Jorge Luis Garcia
James J. Heckman
This paper forecasts the life-cycle treatment effects on health of a high-quality early childhood program. Our predictions combine microsimulation using non-experimental data with experimental data from a midlife long-term follow-up. The follow-up incorporated a full epidemiological exam. The program mainly benefits males and significantly reduces the prevalence of heart disease, stroke, cancer, and mortality across the life-cycle. For men, we estimate an average reduction of 3.8 disability-adjusted years (DALYs). The reduction in DALYs is relatively small for women. The gain in quality-adjusted life years (QALYs) is almost enough to offset all of the costs associated with program implementation for males and half of program costs for women.
Publication Type
Working Paper
File Description
First version, February 28, 2020
JEL Codes

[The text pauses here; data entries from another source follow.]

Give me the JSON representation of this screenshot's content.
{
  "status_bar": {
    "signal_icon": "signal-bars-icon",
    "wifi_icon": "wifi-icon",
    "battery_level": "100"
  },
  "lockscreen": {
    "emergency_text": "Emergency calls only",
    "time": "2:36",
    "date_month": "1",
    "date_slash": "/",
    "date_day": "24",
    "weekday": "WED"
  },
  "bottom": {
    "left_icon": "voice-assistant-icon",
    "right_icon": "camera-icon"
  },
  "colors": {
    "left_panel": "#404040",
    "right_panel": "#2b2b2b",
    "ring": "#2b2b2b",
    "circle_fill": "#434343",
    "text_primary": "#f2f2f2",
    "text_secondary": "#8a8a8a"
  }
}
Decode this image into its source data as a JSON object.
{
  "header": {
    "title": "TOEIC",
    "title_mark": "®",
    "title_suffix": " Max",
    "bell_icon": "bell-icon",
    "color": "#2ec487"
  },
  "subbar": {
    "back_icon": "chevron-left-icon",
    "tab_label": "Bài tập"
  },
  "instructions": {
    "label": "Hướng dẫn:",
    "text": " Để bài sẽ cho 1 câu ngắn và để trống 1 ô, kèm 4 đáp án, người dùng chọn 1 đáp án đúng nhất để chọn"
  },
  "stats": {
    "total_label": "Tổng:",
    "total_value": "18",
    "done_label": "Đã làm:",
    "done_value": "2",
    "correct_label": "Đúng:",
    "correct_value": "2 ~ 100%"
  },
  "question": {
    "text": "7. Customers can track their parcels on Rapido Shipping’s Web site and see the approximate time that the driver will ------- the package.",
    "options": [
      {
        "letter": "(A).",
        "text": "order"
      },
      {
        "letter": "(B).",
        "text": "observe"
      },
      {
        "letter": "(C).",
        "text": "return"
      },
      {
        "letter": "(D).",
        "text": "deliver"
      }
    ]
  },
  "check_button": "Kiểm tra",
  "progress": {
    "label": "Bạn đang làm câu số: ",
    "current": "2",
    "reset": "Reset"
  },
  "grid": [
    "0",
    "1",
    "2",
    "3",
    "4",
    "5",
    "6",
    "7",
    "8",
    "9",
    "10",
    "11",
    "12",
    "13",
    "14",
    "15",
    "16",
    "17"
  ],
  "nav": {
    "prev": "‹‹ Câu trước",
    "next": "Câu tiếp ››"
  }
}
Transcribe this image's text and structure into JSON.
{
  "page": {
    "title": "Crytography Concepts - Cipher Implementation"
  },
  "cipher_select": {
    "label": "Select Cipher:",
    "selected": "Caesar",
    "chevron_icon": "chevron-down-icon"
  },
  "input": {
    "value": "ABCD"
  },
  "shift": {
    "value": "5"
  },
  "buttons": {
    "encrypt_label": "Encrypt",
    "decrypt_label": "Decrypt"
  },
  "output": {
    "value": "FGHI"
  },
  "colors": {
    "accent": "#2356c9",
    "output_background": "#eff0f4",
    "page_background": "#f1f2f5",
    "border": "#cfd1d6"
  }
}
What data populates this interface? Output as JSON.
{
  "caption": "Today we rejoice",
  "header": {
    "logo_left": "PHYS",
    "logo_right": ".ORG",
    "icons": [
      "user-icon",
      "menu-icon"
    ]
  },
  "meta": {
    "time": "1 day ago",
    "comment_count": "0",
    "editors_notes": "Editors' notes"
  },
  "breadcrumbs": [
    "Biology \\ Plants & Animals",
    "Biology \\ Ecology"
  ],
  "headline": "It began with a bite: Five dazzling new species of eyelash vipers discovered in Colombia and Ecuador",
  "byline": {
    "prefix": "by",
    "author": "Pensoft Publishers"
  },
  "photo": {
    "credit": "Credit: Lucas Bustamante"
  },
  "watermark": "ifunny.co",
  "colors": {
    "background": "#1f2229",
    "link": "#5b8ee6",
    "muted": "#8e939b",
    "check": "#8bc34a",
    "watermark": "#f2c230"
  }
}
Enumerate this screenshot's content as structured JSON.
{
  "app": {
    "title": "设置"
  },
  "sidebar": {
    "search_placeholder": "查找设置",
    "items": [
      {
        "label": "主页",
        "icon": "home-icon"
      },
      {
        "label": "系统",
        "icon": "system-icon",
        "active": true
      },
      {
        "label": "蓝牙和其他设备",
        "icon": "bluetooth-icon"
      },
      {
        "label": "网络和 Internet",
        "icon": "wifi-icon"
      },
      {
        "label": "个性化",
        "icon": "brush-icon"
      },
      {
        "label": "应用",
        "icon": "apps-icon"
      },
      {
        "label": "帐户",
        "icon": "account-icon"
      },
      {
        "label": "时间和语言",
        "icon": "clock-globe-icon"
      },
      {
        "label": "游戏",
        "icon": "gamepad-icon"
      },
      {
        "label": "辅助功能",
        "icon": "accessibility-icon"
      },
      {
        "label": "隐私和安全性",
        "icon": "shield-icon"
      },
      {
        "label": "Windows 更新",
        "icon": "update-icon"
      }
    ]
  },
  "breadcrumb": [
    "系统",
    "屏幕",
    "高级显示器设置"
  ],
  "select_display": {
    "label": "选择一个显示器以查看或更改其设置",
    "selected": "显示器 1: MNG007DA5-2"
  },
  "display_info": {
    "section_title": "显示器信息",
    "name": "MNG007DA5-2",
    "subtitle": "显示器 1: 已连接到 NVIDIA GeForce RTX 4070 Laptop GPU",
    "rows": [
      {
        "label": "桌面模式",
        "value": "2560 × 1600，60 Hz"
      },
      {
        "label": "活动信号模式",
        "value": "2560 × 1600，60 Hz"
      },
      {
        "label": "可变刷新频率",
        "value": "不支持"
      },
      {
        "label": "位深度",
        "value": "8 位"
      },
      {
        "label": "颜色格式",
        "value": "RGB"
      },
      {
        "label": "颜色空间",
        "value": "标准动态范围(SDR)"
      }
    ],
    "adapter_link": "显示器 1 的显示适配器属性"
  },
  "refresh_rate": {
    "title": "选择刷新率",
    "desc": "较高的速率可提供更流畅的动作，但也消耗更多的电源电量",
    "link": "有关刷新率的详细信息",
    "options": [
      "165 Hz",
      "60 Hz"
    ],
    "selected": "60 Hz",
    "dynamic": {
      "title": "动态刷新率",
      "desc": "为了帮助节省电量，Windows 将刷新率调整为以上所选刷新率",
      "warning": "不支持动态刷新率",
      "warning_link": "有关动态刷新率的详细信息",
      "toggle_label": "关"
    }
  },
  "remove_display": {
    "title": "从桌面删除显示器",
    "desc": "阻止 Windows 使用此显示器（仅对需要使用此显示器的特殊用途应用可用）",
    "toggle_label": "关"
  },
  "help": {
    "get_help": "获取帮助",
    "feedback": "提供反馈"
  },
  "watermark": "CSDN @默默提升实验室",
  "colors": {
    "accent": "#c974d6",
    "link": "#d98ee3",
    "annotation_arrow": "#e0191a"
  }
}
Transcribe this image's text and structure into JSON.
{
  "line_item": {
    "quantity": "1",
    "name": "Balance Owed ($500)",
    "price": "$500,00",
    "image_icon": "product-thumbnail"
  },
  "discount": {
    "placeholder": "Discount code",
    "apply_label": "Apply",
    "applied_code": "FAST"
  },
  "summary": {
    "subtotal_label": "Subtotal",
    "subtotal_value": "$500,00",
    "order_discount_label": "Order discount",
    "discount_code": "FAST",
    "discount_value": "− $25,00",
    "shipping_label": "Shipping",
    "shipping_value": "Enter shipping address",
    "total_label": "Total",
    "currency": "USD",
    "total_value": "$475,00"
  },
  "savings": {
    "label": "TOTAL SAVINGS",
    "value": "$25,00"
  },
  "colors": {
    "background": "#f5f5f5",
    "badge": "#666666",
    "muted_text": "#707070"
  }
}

I10: Health, Education, and Welfare, General
J13: Fertility; Family Planning; Child Care; Children; Youth
I28: Education: Government Policy
C93: Field Experiments
early childhood education
life-cycle health
long-term forecasts
program evaluation
randomized trials